● Input data
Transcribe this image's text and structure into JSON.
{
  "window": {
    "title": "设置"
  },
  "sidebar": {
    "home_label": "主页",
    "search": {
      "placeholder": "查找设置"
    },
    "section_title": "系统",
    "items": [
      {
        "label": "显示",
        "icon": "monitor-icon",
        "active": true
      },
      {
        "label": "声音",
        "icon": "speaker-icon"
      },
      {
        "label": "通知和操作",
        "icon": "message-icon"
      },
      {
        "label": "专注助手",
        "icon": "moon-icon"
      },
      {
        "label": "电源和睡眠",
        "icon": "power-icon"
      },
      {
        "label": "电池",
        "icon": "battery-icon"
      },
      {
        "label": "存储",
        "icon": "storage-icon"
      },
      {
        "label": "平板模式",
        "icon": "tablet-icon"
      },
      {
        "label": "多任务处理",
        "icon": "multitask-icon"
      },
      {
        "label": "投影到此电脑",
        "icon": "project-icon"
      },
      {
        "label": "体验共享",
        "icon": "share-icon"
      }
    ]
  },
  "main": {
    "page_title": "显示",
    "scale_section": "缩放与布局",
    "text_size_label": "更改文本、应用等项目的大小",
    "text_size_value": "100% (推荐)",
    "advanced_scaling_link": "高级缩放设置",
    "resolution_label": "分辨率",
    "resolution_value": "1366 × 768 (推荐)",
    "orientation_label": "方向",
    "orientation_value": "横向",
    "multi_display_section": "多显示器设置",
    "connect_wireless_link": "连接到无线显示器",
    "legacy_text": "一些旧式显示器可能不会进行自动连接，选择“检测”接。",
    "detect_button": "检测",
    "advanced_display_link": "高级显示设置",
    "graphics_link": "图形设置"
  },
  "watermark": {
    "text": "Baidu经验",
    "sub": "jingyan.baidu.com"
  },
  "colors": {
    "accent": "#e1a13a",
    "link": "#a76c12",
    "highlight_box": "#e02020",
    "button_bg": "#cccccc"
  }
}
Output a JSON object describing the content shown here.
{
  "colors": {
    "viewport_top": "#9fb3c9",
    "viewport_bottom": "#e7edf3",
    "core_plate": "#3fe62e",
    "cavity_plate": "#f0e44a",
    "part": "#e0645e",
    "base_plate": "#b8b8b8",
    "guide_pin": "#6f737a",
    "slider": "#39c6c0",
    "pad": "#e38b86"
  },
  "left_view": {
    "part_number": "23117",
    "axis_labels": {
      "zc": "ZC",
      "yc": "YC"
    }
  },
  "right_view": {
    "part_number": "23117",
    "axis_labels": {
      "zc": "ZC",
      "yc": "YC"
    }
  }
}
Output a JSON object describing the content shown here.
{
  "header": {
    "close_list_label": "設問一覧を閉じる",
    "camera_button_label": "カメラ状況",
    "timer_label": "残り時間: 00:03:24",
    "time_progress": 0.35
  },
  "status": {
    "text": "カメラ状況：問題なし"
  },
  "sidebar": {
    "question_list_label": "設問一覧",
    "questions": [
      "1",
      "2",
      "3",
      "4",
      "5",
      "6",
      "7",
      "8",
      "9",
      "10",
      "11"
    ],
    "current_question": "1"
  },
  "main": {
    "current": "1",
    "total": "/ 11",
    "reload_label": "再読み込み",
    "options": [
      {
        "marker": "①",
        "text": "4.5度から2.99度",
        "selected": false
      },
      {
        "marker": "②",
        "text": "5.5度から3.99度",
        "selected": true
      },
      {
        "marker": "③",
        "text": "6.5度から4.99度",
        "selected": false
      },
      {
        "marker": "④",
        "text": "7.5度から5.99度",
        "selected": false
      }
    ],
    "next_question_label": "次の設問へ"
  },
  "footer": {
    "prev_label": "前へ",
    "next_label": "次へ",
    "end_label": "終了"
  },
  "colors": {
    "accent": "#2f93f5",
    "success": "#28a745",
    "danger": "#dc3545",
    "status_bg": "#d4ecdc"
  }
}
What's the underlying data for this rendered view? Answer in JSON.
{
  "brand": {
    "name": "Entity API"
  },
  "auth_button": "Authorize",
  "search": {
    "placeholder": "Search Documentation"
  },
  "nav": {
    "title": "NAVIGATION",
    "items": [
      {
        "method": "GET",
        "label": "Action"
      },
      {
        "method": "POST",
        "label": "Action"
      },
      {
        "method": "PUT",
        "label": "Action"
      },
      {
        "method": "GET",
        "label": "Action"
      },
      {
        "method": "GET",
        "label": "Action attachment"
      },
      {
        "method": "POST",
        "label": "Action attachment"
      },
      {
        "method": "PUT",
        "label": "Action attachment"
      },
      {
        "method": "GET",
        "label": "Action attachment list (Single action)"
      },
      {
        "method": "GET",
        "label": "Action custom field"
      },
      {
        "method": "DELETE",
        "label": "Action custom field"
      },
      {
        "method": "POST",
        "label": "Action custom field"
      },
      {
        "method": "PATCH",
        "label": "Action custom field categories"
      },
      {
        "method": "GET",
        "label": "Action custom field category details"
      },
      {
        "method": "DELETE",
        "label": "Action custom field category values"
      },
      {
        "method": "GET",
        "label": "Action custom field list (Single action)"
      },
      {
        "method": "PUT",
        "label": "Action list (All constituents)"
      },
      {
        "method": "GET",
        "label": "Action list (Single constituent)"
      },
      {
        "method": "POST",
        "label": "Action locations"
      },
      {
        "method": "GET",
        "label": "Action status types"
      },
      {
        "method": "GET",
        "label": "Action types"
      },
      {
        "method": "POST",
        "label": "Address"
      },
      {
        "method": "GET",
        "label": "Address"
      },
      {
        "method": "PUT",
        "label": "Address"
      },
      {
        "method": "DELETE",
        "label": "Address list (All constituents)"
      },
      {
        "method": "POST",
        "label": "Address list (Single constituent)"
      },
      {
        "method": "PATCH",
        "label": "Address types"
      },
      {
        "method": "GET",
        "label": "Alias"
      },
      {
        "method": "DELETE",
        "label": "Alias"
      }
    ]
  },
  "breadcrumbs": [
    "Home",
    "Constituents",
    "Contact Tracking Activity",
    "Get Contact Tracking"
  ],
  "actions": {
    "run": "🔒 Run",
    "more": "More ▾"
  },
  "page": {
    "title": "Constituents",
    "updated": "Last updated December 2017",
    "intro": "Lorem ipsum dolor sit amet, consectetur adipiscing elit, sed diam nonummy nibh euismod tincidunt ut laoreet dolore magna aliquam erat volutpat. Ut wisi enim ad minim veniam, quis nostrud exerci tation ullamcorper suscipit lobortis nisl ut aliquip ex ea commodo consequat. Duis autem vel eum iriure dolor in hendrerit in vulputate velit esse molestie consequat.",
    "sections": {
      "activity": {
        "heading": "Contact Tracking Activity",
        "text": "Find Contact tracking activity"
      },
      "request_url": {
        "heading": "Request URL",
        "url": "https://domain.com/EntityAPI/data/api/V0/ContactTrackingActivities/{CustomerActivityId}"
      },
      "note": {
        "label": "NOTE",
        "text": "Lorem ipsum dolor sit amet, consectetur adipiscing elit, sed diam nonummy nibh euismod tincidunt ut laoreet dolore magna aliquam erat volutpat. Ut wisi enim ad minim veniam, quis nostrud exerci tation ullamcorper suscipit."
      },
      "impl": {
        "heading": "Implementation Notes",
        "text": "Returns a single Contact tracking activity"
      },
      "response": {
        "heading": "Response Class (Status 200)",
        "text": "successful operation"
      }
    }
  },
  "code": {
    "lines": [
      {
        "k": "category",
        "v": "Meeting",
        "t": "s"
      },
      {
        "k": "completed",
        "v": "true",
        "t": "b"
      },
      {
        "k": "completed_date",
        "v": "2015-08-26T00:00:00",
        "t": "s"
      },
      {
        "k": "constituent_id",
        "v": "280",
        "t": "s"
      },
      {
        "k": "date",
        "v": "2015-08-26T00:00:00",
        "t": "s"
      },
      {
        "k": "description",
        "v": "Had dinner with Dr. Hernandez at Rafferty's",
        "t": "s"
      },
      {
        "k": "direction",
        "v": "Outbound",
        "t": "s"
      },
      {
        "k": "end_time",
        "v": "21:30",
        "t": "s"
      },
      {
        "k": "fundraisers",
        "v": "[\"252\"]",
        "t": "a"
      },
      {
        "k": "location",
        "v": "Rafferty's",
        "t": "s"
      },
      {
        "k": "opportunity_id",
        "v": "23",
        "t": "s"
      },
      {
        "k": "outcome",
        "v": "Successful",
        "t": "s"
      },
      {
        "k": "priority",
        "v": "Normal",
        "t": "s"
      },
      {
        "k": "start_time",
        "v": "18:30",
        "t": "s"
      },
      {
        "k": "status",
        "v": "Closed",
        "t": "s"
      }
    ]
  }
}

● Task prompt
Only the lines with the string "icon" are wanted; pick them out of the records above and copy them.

● The completed task
        "icon": "monitor-icon",
        "icon": "speaker-icon"
        "icon": "message-icon"
        "icon": "moon-icon"
        "icon": "power-icon"
        "icon": "battery-icon"
        "icon": "storage-icon"
        "icon": "tablet-icon"
        "icon": "multitask-icon"
        "icon": "project-icon"
        "icon": "share-icon"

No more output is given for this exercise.